The Business: Monday June 2 2014
Company news, markets and financial talking points, available from 8am Monday to Friday
The rise of debit cards, apps and online shopping have sent the use of cash to new lows, reports The Times. The British Retail Consortium says the use of cash has declined by 14% over the past five years. During the same period, the average value for purchases made by debit card has fallen, which suggests shoppers are now using their cards to pay for cheaper items they would previously have settled for using cash.

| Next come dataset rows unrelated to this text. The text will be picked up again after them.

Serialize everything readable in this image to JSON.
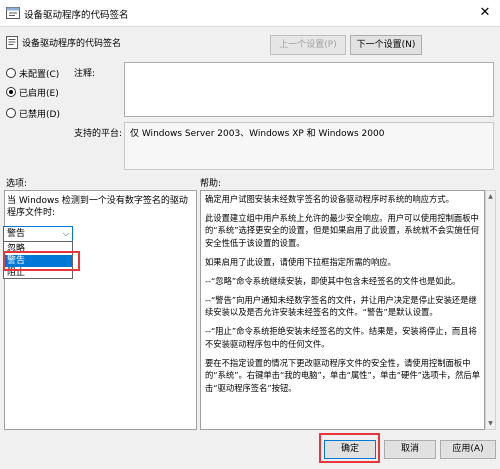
{
  "window": {
    "title": "设备驱动程序的代码签名",
    "close_glyph": "✕"
  },
  "header": {
    "title": "设备驱动程序的代码签名",
    "prev_label": "上一个设置(P)",
    "next_label": "下一个设置(N)"
  },
  "state": {
    "options": [
      {
        "label": "未配置(C)",
        "checked": false
      },
      {
        "label": "已启用(E)",
        "checked": true
      },
      {
        "label": "已禁用(D)",
        "checked": false
      }
    ],
    "comment_label": "注释:",
    "comment_value": "",
    "platform_label": "支持的平台:",
    "platform_value": "仅 Windows Server 2003、Windows XP 和 Windows 2000"
  },
  "options_pane": {
    "title": "选项:",
    "prompt_line1": "当 Windows 检测到一个没有数字签名的驱动",
    "prompt_line2": "程序文件时:",
    "selected": "警告",
    "items": [
      "忽略",
      "警告",
      "阻止"
    ]
  },
  "help_pane": {
    "title": "帮助:",
    "paragraphs": [
      "确定用户试图安装未经数字签名的设备驱动程序时系统的响应方式。",
      "此设置建立组中用户系统上允许的最少安全响应。用户可以使用控制面板中的“系统”选择更安全的设置，但是如果启用了此设置，系统就不会实施任何安全性低于该设置的设置。",
      "如果启用了此设置，请使用下拉框指定所需的响应。",
      "--“忽略”命令系统继续安装，即使其中包含未经签名的文件也是如此。",
      "--“警告”向用户通知未经数字签名的文件，并让用户决定是停止安装还是继续安装以及是否允许安装未经签名的文件。“警告”是默认设置。",
      "--“阻止”命令系统拒绝安装未经签名的文件。结果是，安装将停止，而且将不安装驱动程序包中的任何文件。",
      "要在不指定设置的情况下更改驱动程序文件的安全性，请使用控制面板中的“系统”。右键单击“我的电脑”，单击“属性”，单击“硬件”选项卡，然后单击“驱动程序签名”按钮。"
    ]
  },
  "footer": {
    "ok_label": "确定",
    "cancel_label": "取消",
    "apply_label": "应用(A)"
  },
  "colors": {
    "highlight": "#0078d7",
    "annotation": "#e8353b"
  }
}
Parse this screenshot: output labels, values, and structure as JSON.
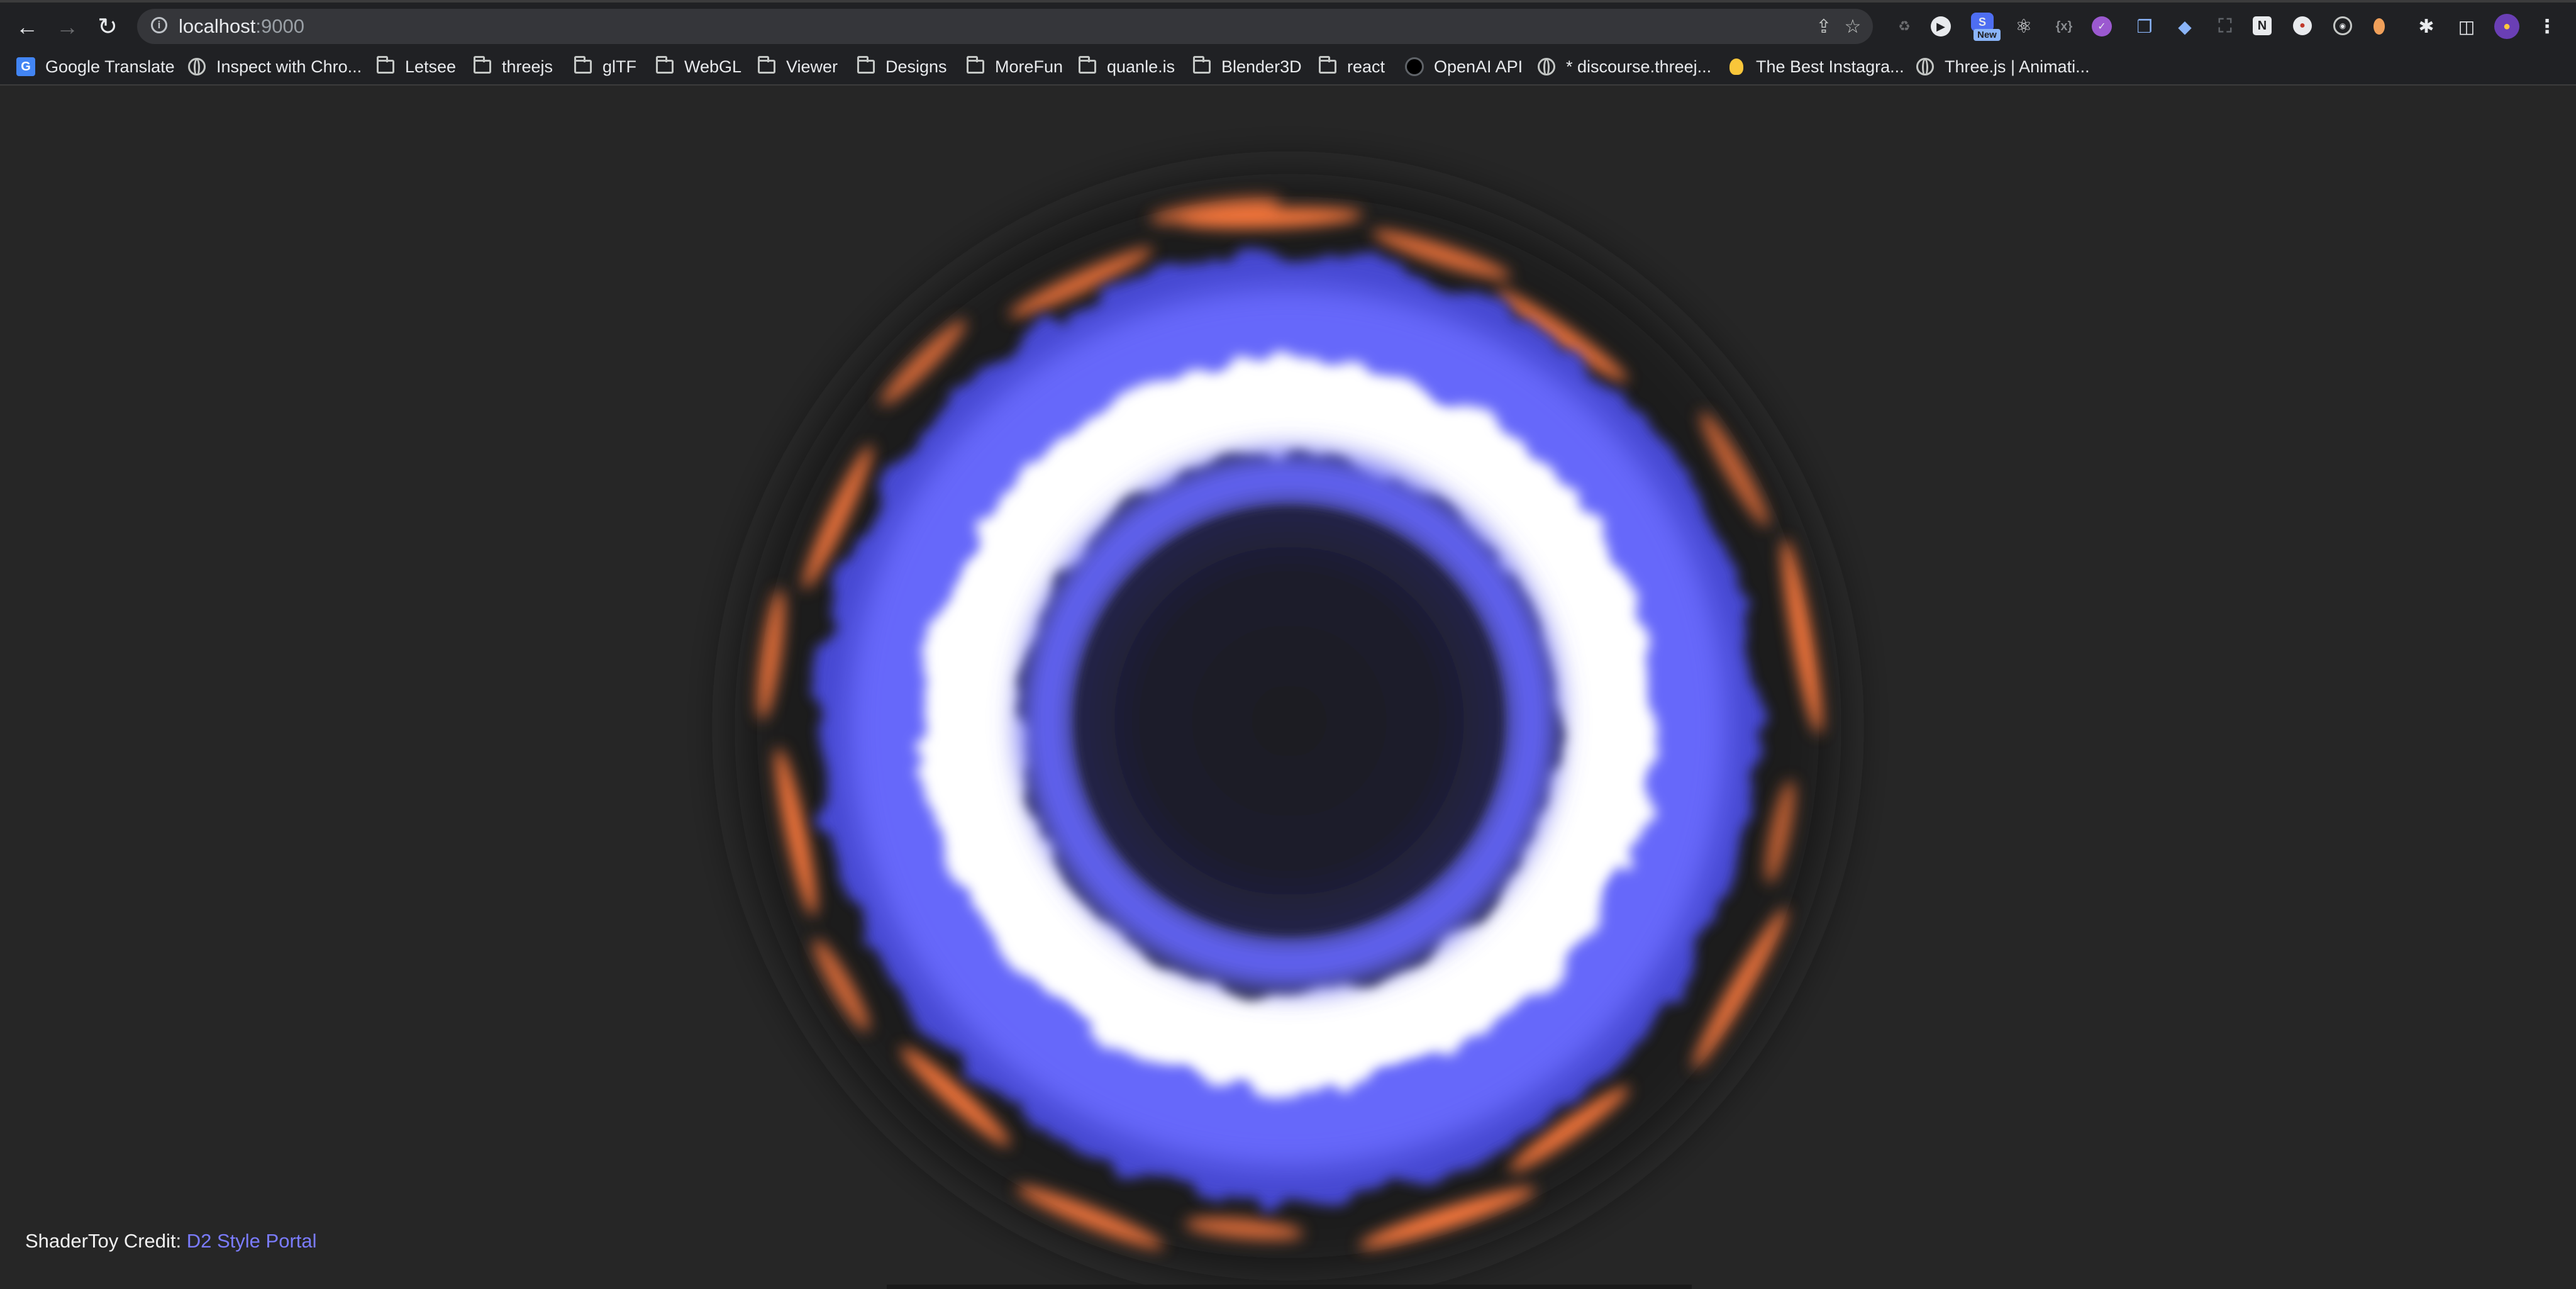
{
  "browser": {
    "url_host": "localhost",
    "url_port": ":9000",
    "new_badge": "New"
  },
  "bookmarks": [
    {
      "label": "Google Translate",
      "icon": "google-translate-icon"
    },
    {
      "label": "Inspect with Chro...",
      "icon": "globe-icon"
    },
    {
      "label": "Letsee",
      "icon": "folder-icon"
    },
    {
      "label": "threejs",
      "icon": "folder-icon"
    },
    {
      "label": "glTF",
      "icon": "folder-icon"
    },
    {
      "label": "WebGL",
      "icon": "folder-icon"
    },
    {
      "label": "Viewer",
      "icon": "folder-icon"
    },
    {
      "label": "Designs",
      "icon": "folder-icon"
    },
    {
      "label": "MoreFun",
      "icon": "folder-icon"
    },
    {
      "label": "quanle.is",
      "icon": "folder-icon"
    },
    {
      "label": "Blender3D",
      "icon": "folder-icon"
    },
    {
      "label": "react",
      "icon": "folder-icon"
    },
    {
      "label": "OpenAI API",
      "icon": "openai-icon"
    },
    {
      "label": "* discourse.threej...",
      "icon": "globe-icon"
    },
    {
      "label": "The Best Instagra...",
      "icon": "lightbulb-icon"
    },
    {
      "label": "Three.js | Animati...",
      "icon": "globe-icon"
    }
  ],
  "page": {
    "credit_prefix": "ShaderToy Credit:",
    "credit_link": "D2 Style Portal"
  },
  "colors": {
    "background": "#262626",
    "portal_core": "#ffffff",
    "portal_glow": "#5a5cff",
    "flame": "#ff7a3d",
    "link": "#7b7cff"
  }
}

Britain’s biggest supermarket may be forced to issue another profit warning this year as its sales continue to collapse, reports the Sunday Times. Tesco is expected to post a quarterly decline of more than 4% on Wednesday. Analysts at JP Morgan say such a figure would be “the worst published by the company we can recall in 15 to 20 years”. The firm stunned the stock market with its first profit warning in two decades in 2012.
A Dutch-style group pension option is to be unveiled in the Queen’s Speech on Wednesday, reports the BBC. Under the proposed system funds would be run collectively rather than individually. Supporters argue this drives costs lower allowing pension incomes to be higher. However, while ministers say the move will give people "better value", critics argue the returns are not certain. Political consensus is growing behind the idea.
“With a bit of a team talk you can keep your folk onside. After all, you don’t want the couple of left wingers in your squad turning your people into a team of strikers.” Robert Lea of The Times on how businesses can adapt to their workers losing focus during the World Cup.
British businesses owe each other £75bn, reveals the Daily Telegraph. Fears are growing that this record level of trade credit is threatening to damage the UK’s fragile economic recovery. Politicians and commentators have been focusing on consumer debt levels, ignoring the ever-growing trade credit gap. Debt levels are particularly problematic among small and mid-sized companies. The crisis could lead to a wave of company insolvencies.
Manchester airport has hit 21m passengers a year for the first time since 2008, reports the Financial Times. The news confirms the recovery of Britain’s third largest airport from the depths of the economic crisis. Manchester’s passenger numbers are rising by 5.5% year on year, compared with 3% for the UK as a whole, according to figures from the Civil Aviation Authority. Meanwhile, Liverpool’s John Lennon airport is suffering a decline in passengers.
FTSE-100: down -0.39 to 6844.51
Dow Jones: up +0.1 to 16717.17
Dax: up +0.04 to 9943.27
Cac-40: down -0.02 to 4530.51
Nikkei: up +1.99 to 14922.85
Hang Seng: up +0.31 to 23081.65
US dollar: buys €0.73370 and £0.59700
Sterling: buys $1.67470 and €1.22860
Oil: $109.56 down -0.4